## WHAT YOU NEED TO DO
Scan the lines below for the string "title" and report how many lines contain it, giving only the number.

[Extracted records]
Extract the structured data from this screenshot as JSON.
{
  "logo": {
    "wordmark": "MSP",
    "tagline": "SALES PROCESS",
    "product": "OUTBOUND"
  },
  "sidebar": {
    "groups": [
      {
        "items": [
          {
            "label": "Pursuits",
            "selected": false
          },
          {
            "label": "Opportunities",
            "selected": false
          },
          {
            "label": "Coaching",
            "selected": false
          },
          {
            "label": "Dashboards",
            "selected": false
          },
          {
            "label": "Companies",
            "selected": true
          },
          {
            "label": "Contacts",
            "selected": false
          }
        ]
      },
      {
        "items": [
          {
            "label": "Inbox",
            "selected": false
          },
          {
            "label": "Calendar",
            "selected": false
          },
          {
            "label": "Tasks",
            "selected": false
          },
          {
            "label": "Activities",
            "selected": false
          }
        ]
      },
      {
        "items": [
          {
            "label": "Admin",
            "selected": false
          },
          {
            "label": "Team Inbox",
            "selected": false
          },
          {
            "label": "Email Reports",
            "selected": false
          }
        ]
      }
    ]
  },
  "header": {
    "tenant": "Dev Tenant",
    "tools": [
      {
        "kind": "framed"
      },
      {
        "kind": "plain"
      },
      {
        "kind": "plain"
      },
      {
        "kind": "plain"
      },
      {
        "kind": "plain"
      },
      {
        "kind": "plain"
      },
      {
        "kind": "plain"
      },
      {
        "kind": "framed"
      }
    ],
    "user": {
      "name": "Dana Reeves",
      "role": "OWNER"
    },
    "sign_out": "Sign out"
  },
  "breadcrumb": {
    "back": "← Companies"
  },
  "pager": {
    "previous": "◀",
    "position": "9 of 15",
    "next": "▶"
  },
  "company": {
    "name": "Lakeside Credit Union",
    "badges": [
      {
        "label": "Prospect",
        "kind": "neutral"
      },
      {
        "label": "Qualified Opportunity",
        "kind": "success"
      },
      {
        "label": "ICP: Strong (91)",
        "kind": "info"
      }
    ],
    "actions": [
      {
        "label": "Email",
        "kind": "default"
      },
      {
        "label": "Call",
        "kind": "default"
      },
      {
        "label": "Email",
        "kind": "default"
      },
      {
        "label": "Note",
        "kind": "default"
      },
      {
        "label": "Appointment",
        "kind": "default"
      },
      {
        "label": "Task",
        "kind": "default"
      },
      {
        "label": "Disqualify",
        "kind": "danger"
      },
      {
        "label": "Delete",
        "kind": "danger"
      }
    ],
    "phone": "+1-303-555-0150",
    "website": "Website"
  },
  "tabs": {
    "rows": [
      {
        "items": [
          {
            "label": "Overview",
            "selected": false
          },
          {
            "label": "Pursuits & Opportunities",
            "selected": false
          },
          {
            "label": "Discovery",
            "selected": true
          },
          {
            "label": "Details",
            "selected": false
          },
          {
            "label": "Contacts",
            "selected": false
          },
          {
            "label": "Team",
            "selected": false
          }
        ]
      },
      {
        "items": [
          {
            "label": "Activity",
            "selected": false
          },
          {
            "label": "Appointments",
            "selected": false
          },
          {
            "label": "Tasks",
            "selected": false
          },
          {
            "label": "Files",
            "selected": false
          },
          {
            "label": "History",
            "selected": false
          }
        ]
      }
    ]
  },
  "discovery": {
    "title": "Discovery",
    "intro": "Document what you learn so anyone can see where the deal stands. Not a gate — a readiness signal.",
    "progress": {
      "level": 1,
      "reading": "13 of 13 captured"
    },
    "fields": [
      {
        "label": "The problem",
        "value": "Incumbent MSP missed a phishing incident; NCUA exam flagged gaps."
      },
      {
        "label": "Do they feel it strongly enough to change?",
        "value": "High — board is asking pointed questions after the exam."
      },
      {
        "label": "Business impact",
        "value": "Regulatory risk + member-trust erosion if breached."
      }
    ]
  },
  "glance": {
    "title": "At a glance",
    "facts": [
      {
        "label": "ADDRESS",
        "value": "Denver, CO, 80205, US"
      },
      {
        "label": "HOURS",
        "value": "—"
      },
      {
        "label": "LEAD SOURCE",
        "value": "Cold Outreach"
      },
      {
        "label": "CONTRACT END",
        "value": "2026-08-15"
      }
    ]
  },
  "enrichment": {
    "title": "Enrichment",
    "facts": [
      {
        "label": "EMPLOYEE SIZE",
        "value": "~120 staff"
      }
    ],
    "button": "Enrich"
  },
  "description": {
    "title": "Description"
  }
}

## SOLVED PROBLEM
4